My son's now 3 years and 3 months. He loves to play with his Duplo train sets, but when I'm busy with my large Star Wars sets he wants to help. For him it's way too difficult to read the manuals but just putting together all of the bricks is good enough for him. Although I keep the very little parts away from him. But I think it won't be long now before he puts the Duplo aside en starts to play with real Lego.
Last week I made big mistake though... As he is a big fan of trains I bought the Emerald Night. To keep my wife satisfied I said it would be for him; but actually I'm the one who loves it best at the moment... :-) I showed it to him and he immediatly wanted to play with it. But first of all he's still to young and second we don't have any railroad yet (The Emerald is my/our first trainset), it's not really playable yet. That meant only one thing; Crying, crying and again... crying!!! Some stupid dad....
I started at 4 years with regular lego. By then I already knew the difference between what to put in my mouth and what not. I also knew the discomfort of choking. :P
If they are anything like my son they will root around to build the figures and then love to build the little car/plane/whatever for them to drive/fly/etc.
He also seems really good at making his own creations, strange little vehicles that I wouldnt dream up myself.
I also would say not to sell the Duplo (if you can afford not to), as he still has some of these that he plays around with once in a while, and besides you can keep them for your next child :)
My nephew (10 now) started pretty early. Not sure when exactly though, but I got him a few sets over the years. I do recall giving him his first Technic set though. He looked at the box and it said "Ages 8+". He turned to me and said "You know I'm only four!"
Seriously, check the prices on bricklink or the online Pick-a-brick and you'll find that most pieces can be replaced for pocket change.
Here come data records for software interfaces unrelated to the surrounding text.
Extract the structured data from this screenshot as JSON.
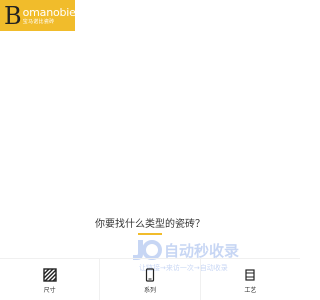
{
  "header": {
    "logo_letter": "B",
    "logo_name": "omanobie",
    "logo_subtitle": "宝马诺比瓷砖",
    "logo_bg_color": "#f1bc2b"
  },
  "main": {
    "question": "你要找什么类型的瓷砖？",
    "accent_color": "#f1bc2b"
  },
  "watermark": {
    "brand": "自动秒收录",
    "tagline": "让链接→来访一次→自动收录"
  },
  "categories": [
    {
      "label": "尺寸",
      "icon": "hatched-square-icon"
    },
    {
      "label": "系列",
      "icon": "phone-outline-icon"
    },
    {
      "label": "工艺",
      "icon": "tile-chip-icon"
    }
  ]
}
Just take a good look on the carpet before you bring out the vacuum and you can minimize how many pieces are permanently lost. Then replace those with spares from your collection or via online orders.
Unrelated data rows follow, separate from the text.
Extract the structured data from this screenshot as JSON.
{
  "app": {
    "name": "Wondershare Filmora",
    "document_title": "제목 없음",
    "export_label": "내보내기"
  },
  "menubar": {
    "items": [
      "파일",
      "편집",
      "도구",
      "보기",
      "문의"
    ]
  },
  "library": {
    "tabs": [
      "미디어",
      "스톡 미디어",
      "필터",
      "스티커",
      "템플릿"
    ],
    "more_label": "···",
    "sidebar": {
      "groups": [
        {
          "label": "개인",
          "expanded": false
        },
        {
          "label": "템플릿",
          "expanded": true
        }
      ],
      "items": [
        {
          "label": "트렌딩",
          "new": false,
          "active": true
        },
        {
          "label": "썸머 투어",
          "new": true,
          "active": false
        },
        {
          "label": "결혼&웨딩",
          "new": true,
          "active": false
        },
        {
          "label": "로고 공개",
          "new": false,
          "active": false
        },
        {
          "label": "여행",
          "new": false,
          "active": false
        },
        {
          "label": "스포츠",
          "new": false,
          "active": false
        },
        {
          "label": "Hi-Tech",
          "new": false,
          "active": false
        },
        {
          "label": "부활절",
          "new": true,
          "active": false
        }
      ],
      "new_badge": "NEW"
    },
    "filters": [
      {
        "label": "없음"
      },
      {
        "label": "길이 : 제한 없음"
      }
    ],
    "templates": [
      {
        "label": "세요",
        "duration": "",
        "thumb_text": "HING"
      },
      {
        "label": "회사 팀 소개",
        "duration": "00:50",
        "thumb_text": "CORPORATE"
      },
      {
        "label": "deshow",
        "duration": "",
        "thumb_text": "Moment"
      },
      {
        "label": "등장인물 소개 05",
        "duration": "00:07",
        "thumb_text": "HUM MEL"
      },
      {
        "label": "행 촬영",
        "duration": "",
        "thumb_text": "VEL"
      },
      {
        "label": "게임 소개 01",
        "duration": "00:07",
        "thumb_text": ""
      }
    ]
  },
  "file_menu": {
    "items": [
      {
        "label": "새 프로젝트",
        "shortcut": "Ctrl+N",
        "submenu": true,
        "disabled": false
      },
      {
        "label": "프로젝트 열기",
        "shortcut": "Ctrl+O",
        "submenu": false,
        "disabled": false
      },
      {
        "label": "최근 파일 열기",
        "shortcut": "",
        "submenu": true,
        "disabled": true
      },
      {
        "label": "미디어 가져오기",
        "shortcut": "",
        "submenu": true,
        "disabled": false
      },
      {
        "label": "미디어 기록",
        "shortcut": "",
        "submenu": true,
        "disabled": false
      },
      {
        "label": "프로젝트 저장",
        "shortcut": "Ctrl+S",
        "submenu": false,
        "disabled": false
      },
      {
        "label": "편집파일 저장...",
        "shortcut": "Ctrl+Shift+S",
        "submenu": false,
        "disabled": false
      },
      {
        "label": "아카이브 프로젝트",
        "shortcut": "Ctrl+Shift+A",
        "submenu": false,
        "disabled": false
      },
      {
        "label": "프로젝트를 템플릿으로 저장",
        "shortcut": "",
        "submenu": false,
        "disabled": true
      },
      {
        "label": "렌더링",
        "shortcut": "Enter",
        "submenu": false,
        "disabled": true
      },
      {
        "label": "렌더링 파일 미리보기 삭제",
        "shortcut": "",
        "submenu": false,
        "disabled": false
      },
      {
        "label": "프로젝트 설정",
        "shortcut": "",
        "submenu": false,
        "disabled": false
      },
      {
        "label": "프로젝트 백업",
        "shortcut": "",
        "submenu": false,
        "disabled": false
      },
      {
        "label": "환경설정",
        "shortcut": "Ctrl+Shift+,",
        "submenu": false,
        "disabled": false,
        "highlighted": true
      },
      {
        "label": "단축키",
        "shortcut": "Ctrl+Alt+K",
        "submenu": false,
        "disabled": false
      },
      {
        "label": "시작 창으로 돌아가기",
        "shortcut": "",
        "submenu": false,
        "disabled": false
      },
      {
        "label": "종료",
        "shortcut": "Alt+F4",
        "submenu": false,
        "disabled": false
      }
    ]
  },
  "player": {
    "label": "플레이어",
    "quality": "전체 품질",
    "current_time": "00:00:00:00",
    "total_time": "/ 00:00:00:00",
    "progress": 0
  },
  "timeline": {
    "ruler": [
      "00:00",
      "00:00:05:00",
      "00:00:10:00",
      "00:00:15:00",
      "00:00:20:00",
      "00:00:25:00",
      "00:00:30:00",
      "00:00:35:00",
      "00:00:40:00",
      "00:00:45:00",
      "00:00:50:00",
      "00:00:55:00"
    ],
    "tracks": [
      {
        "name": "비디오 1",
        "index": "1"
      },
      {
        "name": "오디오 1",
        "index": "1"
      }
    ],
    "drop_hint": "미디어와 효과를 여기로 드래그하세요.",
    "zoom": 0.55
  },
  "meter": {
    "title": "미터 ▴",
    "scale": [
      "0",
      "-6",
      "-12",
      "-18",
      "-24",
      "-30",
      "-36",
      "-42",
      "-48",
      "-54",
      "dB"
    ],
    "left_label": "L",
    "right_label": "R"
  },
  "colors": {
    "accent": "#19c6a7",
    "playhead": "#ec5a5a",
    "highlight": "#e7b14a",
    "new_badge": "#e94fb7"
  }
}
Amazing how well he sticks to this rule. He takes his planes are rockets for 'flights' etc, but will always return them to the table :).
One other thing that helps him keep track of the bits is that I bought him some second hand LEGO that had been 'mistreated' (missing hands, drawn on, etc) and he was dissapointed that the other children had lost bit and mistreated it, which I think really helps him understand the value of looking after HIS LEGO.
Oh and he keeps all his LEGO and CMF in little plastic boxes too.
Hope that helps.
However, I know a 7 year old who has had Lego since he was 2 and he has lost numerous pieces and has only started to be able to build sets on his own and keep the pieces together fairly recently. Before that his dad would basically build them for him and his older sets cannot be reassembled because lots of the pieces are long gone. He has also only recently kept pieces in a designated Lego bin so that they can all be found when he wants to build.
My advice is that if you think your child is ready, buy a small set of basic bricks and see how it goes. If it doesn't work out, you can always go back to duplo, but if it is a success then you can move up to more basic bricks and perhaps some of the actual sets in a couple of years.
For my 50cents worth, as a parent of a now 4 yr old, I will add in or second a comment that it depends on your child's age, maturity, interests and what they can handle.
This past Christmas of 2010 turned out to be the last year for Duplo with my Daughter. She's shown more interest and desire to play with the regular, smaller LEGO bricks. Before thise, if I built say a car or a house, she'd play with the pieces, mainly minifigures.
Every child is different, so go by what they show an interest and aptitude for.